If the Pittsburgh Penguins are going to have a chance to do anything in the Stanley Cup Playoffs (assuming, of course, they still make them) their starting goalie is going to have to play a major role in that.
Perhaps even the biggest role of anybody else on the roster. That is usually true for most teams come playoff time, but it might be especially true for this group.
Given the way things have gone the past two postseasons, and especially in the second half of the season, that might not be the most encouraging development.
But we saw on Thursday night a version of Tristan Jarry that might offer some faint hope that maybe, just maybe, he can get back to the level of play we have seen at times over the past two regular seasons. You can downplay his 28-save shutout in a 2-0 win over the Nashville Predators by accurately pointing out that Predators roster was closer to an American Hockey League lineup than an NHL lineup given their recent trades and injury issues.
That would be fair.
But that same Nashville team just went into Boston the other night and beat the Presidents’ Trophy winning Bruins and has held its own since the trade deadline, at least finding a way to hang around in the Western Conference playoff race.
You could also downplay it by arguing that the Penguins again carried the play at 5-on-5 and held a massive advantage in shots on goal, shot attempts, scoring chances, high-danger scoring chances, expected goals and pretty much every objective measure of possession.
They did what they were supposed to do and dominated a shorthanded, undermanned roster.

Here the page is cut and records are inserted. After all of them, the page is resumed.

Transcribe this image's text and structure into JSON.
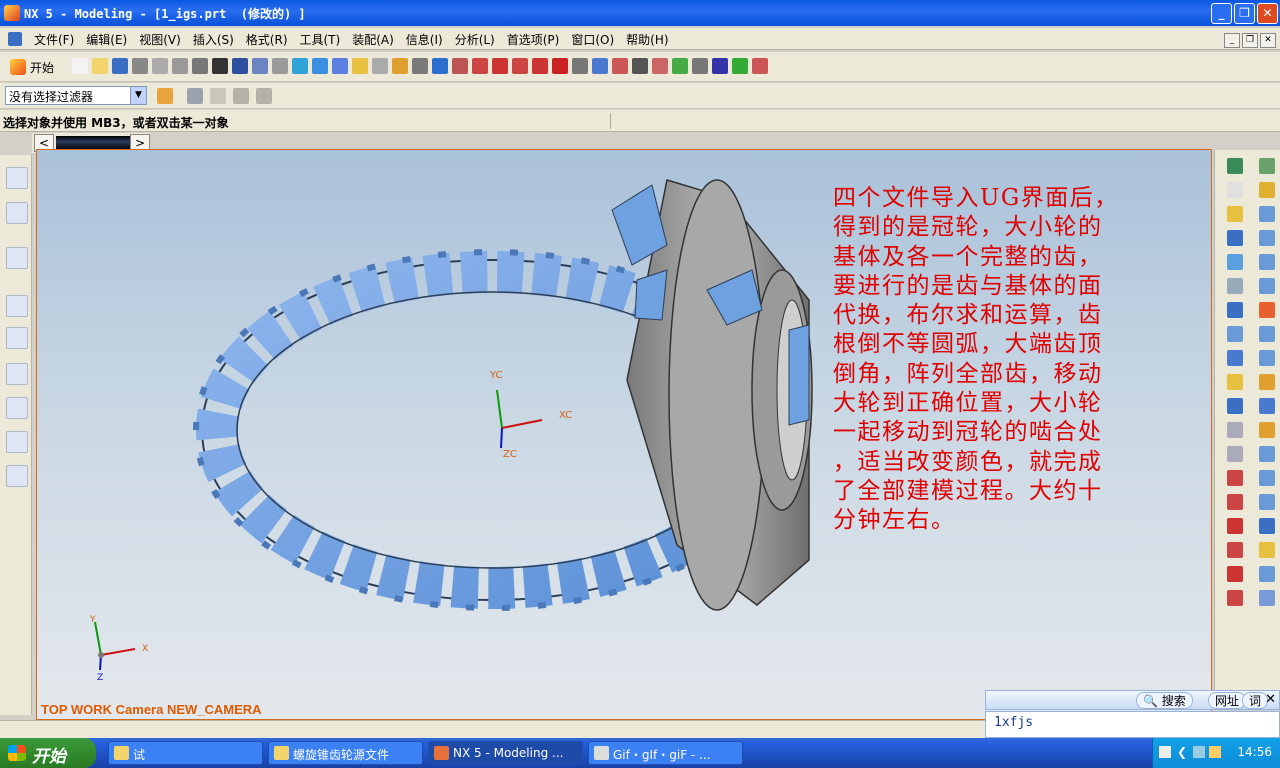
{
  "window": {
    "title": "NX 5 - Modeling - [1_igs.prt  (修改的) ]"
  },
  "menu": [
    "文件(F)",
    "编辑(E)",
    "视图(V)",
    "插入(S)",
    "格式(R)",
    "工具(T)",
    "装配(A)",
    "信息(I)",
    "分析(L)",
    "首选项(P)",
    "窗口(O)",
    "帮助(H)"
  ],
  "toolbar": {
    "start_label": "开始"
  },
  "filter": {
    "value": "没有选择过滤器"
  },
  "cue": {
    "text": "选择对象并使用 MB3，或者双击某一对象"
  },
  "viewport": {
    "camera_label": "TOP WORK Camera NEW_CAMERA",
    "wcs": {
      "x": "XC",
      "y": "YC",
      "z": "ZC"
    },
    "abs": {
      "x": "X",
      "y": "Y",
      "z": "Z"
    },
    "annotation_lines": [
      "四个文件导入UG界面后，",
      "得到的是冠轮，大小轮的",
      "基体及各一个完整的齿，",
      "要进行的是齿与基体的面",
      "代换，布尔求和运算，齿",
      "根倒不等圆弧，大端齿顶",
      "倒角，阵列全部齿，移动",
      "大轮到正确位置，大小轮",
      "一起移动到冠轮的啮合处",
      "，适当改变颜色，就完成",
      "了全部建模过程。大约十",
      "分钟左右。"
    ]
  },
  "ime": {
    "search_label": "搜索",
    "addr_label": "网址",
    "word_label": "词",
    "input_value": "1xfjs"
  },
  "taskbar": {
    "start_label": "开始",
    "items": [
      "试",
      "螺旋锥齿轮源文件",
      "NX 5 - Modeling ...",
      "Gif・gIf・giF - ..."
    ],
    "clock": "14:56"
  }
}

Even with that Jarry still had to make some big saves on a couple of breakaway and odd-man rushes, especially when the game was still scoreless.
He did what he needed to do to keep his team in it while the other goalie at the opposite end of the ice, Jusse Saros, was putting on a show in the Nashville net.
It is the type of game that not only makes you think he might be able to help the Penguins pull off a stunning upset, but that he is also their only logical option for a starting goalie next season.
We just have not seen it consistently enough lately for one reason or another.
Jarry has been injured multiple times over the past calendar year, and he has gone through some major struggles and been pulled more times than is acceptable over the past month as he continues to try and work his way back. Are those struggles the result of him not being 100 percent healthy? Entirely possible. Are they the result of him being what he is: A mid-level goalie that will go through hot streaks and cold streaks and not really be consistently great? Also possible. Is it a combination of both factors? Absolutely possible. Also quite likely.
But I think this fact still remains: Tristan Jarry IS the Penguins’ best chance in net, and his health and ability to play at even a reasonably high level will make-or-break whether or not this particular team with this particular roster A) makes the playoffs, and B) is able to be even remotely competitive against Boston or Carolina (though, I suddenly do not hate their chances against Carolina).
His backup, Casey DeSmith, has played well in short stretches and received a big push to get more playing time given his recent improved play and the recent struggles of Jarry. But this is not a serious option in my view. DeSmith is a backup for a reason, and we have seen that play out repeatedly over the past two years where the more he plays, the worse he plays. Tuesday’s game against Detroit was the latest bucket of cold water to be thrown in that direction.
Jarry remains a complete wild card for this season, and I still do not know if the Penguins’ starting goalie for next season is in the organization. The goalie depth needed addressed after the 2021-22 season, and they might need to address even more with it this offseason. But you can not go back in time to fix that mistake and there is nothing you can do about next season when this season is still taking place. That leaves you with your two current options.
Jarry remains the best of those two and hopefully a game like Thursday is what he needed to get his season back on track. When he has been healthy, he has been very good. If he can recapture that level of play from the first half of the season the Penguins might at least have something of a fighting chance.